All these unhealthy developments are, Kerr argues, the devastating boomerang effect of an educational and bureaucratic system designed to produce manufactured goods--and little else. A mere upturn in economic growth will not quickly remedy these severe internal problems, which Kerr calls a "failure of modernism." He assails the foreign experts who, often dependent on Japanese government and business support, fail to address these issues. Meanwhile, what of the Japanese people themselves? Kerr, a resident of Japan for thirty-five years, writes of them with humor and passion, for "passion," he says, "is part of the story. Millions of Japanese feel as heartbroken at what is going on as I do. My Japanese friends tell me, 'Please write this--for us.'"
From the Trade Paperback edition.
Contributions by: Amitav Acharya, Sebastian Bersick, Nayan Chanda, Ralph A. Cossa, Michael Green, Samuel S. Kim, Edward J. Lincoln, Martha Brill Olcott, T.V. Paul, Phillip C. Saunders, David Shambaugh, Sheldon W. Simon, Scott Snyder, Robert Sutter, Hugh White, and Michael Yahuda
Organized in parallel fashion to facilitate cross-national comparison, the sections on each nation address several topical areas of inquiry: political culture and heritage, government structure and institutions, political parties and leaders, conflict and resolution, and modernization and development. A statistical appendix provides a concise overview of leading demographic and economic indicators for each country, making Government and Politics in South Asia an invaluable addition to courses on the politics of South Asia.
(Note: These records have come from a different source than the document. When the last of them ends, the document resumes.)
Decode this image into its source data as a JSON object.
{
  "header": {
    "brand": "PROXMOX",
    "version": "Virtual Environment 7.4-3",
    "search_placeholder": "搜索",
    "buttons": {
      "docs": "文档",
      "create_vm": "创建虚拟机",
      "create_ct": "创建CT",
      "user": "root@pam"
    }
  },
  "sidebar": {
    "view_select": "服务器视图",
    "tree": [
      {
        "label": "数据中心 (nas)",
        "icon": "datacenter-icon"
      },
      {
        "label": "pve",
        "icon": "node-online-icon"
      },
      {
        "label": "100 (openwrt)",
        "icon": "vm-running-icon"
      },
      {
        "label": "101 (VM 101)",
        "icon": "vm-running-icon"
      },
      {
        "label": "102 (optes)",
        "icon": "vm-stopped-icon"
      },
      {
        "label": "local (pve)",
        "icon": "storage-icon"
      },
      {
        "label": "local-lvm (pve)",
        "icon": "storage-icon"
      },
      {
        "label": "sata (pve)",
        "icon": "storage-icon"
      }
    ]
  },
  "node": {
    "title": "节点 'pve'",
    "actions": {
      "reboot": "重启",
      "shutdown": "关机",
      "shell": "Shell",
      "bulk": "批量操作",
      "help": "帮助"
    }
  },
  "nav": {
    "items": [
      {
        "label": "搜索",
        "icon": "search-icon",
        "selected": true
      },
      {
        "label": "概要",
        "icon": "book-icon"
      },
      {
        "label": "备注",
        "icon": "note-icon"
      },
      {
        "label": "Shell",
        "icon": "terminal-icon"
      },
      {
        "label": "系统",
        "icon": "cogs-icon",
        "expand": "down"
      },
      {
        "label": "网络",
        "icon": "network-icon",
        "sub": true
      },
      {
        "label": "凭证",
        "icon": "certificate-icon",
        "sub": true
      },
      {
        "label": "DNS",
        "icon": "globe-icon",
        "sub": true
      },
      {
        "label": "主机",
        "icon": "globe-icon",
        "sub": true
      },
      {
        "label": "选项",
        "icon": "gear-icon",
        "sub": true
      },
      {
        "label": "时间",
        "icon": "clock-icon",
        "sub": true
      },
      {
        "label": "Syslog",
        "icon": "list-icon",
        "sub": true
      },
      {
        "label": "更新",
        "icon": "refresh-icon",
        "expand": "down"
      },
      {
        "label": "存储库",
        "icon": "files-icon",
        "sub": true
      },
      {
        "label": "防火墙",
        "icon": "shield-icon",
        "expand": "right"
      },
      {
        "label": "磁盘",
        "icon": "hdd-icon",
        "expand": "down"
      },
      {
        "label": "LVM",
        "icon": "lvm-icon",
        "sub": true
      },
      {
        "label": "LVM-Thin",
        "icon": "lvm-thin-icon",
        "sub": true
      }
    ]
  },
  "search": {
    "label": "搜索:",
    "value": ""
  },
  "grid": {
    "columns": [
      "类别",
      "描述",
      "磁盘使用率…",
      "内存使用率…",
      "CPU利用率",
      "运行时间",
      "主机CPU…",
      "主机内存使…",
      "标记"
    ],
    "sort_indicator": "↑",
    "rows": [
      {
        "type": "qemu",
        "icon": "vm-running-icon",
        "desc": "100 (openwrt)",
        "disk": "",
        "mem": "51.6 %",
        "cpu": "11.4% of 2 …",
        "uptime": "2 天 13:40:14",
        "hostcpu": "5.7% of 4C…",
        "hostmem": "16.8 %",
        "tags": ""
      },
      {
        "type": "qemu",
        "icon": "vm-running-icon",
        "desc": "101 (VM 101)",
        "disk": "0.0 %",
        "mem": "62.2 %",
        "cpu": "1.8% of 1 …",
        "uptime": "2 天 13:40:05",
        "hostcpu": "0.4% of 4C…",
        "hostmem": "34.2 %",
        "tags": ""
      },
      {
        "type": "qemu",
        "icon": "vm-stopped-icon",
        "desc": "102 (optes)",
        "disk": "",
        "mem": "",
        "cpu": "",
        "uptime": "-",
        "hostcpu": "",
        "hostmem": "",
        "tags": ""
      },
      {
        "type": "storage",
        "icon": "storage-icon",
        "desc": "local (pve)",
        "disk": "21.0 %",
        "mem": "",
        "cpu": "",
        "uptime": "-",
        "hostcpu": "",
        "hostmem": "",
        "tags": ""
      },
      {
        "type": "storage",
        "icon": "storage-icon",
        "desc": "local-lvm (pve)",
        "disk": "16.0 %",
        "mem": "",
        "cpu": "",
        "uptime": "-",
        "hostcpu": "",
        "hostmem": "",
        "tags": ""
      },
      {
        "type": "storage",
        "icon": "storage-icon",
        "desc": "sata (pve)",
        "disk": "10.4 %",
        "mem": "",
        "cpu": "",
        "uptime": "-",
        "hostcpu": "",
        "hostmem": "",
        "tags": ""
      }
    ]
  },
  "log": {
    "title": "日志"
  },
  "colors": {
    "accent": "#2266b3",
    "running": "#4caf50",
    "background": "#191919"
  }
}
Johnson spent years talking with the Chinese parents driven to relinquish their daughters during the brutal birth-planning campaigns of the 1990s and early 2000s, and, with China’s Hidden Children, she paints a startlingly different picture. The decision to give up a daughter, she shows, is not a facile one, but one almost always fraught with grief and dictated by fear. Were it not for the constant threat of punishment for breaching the country’s stringent birth-planning policies, most Chinese parents would have raised their daughters despite the cultural preference for sons. With clear understanding and compassion for the families, Johnson describes their desperate efforts to conceal the birth of second or third daughters from the authorities. As the Chinese government cracked down on those caught concealing an out-of-plan child, strategies for surrendering children changed—from arranging adoptions or sending them to live with rural family to secret placement at carefully chosen doorsteps and, finally, abandonment in public places. In the twenty-first century, China’s so-called abandoned children have increasingly become “stolen” children, as declining fertility rates have left the dwindling number of children available for adoption more vulnerable to child trafficking. In addition, government seizures of locally—but illegally—adopted children and children hidden within their birth families mean that even legal adopters have unknowingly adopted children taken from parents and sent to orphanages.
The image of the “unwanted daughter” remains commonplace in Western conceptions of China. With China’s Hidden Children, Johnson reveals the complex web of love, secrecy, and pain woven in the coerced decision to give one’s child up for adoption and the profound negative impact China’s birth-planning campaigns have on Chinese families.